We then return to the room where I do this writing while Anne continues to pack and get ready for our last event: dinner on the beach. A large beachfront party hall is laid out with food, drinks and a smokin’ band that greets us as we enter with shouts of Oupa! and their guitars. A female pop singer preceded by folk dancers belts out disco numbers and pop hits and gets everyone up for a good time. People are dancing, conga lines form and sashay around the room. Anne takes to the dance floor with Sharman and then is dancing with the general crowd. We go around by our table and shake a leg. It’s a terrific way to close out an extraordinary week and we’ll be re-living the memories for years to come. The sunset was spectacular and the smiles on our friend’s faces are a purer form of joy. Knowing that we need to get up at 3:00 AM begins to weigh on us so we ease out to the vans just ahead of the majority of members and are soon back at the Hotel Intercontinental. Anne puts me down and then finishes packing.

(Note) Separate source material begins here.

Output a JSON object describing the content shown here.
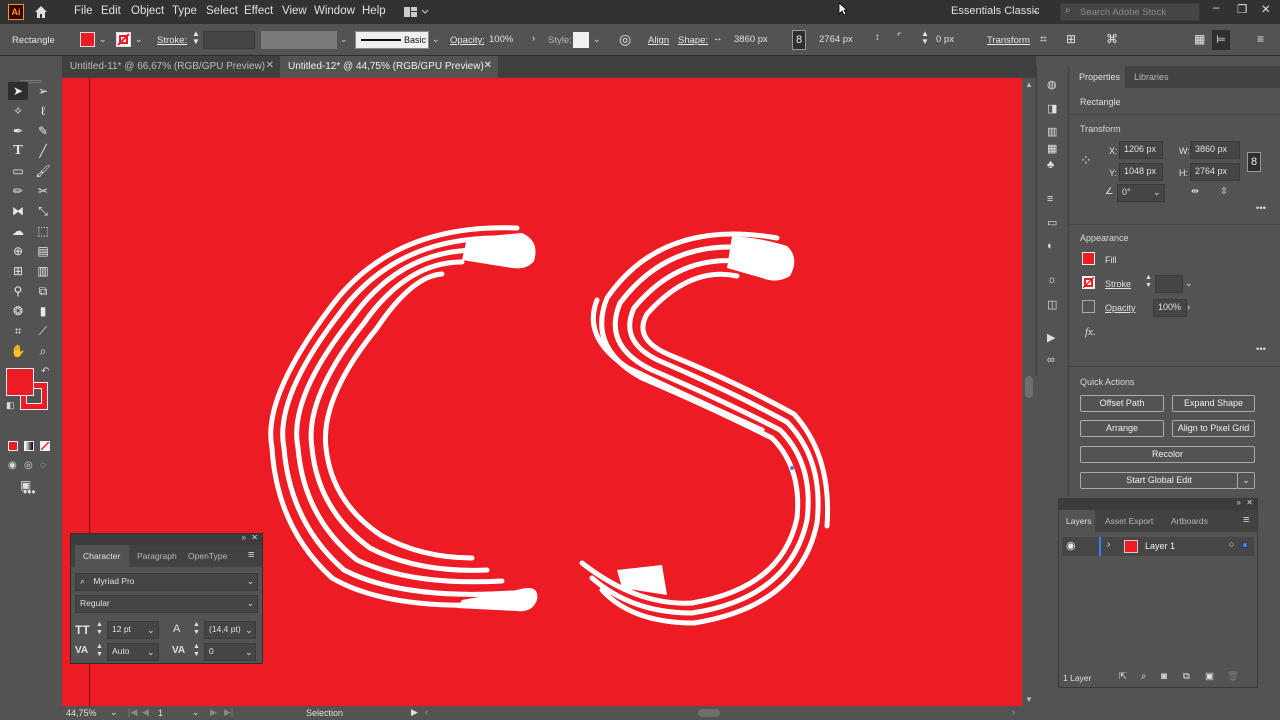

I might’ve gotten an hour and a half sleep. Blearily, we rise out of bed and will get by as best we can. We gather our gear, check the room one last time and head down to the lobby and catch our transport after saying goodbye to some friends. The airport is already a busy place and we’re checked in and have a snack in the lounge with some caffeine to fuel us for the flight to Frankfurt. We’re late leaving and begin to freak that we might miss our connecting flight to Seattle. Fortunately, we’re okay and I get lifted into my seat and settle for the long flight. I read some, watch Easy Rider and Pulp Fiction, eat more, drink lots and try to take a nap. The piercing cries of an infant 2 seats over negate that possibility and we’re even more shagged out upon touchdown in Seattle where incompetent porters who can barely get me into my chair meet us.
Someone from the ground crew helps and we’re off to buck a tremendous line through customs. Really embarrassing that SeaTac should be such an ordeal but it’s not enough to otherwise dampen a fabulous time. Anne is able to retrieve our bags and the van from the lot and we come home exhausted. It’s only 12 noon and we’ll have a hard time staying up to get on local time. Mom gets a report and sees the many photographs Anne has taken. It’s fantastic to be home. We’re grateful that there were no serious mishaps and that my poor chair survived. We will look forward to the next celebration in 3 years time and connect with our dear friends and share art, love, history and spirit.